◆ What you have to do: Look through the material below and show every line with the word "brightness".

◆ Material for the task:
Segment Open
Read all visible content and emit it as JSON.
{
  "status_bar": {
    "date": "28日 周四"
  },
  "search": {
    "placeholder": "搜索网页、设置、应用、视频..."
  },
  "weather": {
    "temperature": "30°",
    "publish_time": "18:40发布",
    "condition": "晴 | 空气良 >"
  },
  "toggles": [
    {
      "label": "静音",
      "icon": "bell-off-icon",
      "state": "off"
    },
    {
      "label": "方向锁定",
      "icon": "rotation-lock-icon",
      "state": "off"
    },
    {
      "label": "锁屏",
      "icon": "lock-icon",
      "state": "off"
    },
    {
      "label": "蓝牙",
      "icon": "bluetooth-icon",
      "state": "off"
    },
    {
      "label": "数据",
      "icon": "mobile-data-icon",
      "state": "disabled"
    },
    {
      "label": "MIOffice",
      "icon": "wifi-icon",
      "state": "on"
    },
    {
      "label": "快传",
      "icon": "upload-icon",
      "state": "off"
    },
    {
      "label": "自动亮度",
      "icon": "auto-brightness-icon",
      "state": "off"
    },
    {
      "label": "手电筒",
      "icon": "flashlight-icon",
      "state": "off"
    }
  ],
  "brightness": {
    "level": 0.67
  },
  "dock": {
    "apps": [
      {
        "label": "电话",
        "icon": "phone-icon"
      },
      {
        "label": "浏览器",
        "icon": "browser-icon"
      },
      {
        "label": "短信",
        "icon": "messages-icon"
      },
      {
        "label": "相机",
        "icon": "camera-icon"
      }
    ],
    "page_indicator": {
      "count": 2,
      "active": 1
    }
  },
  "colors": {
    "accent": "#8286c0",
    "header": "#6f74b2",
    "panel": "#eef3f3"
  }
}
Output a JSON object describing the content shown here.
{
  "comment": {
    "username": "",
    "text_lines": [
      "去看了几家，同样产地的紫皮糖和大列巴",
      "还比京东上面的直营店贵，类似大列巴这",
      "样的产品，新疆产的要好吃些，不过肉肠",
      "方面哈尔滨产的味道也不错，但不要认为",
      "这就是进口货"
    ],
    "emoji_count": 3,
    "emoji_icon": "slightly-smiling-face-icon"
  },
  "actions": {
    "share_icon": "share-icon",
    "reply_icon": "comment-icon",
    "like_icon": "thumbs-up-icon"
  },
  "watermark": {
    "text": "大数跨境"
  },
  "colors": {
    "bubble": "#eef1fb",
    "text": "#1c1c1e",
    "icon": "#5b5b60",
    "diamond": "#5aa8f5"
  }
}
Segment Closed
◆ Finished task:
      "icon": "auto-brightness-icon",
  "brightness": {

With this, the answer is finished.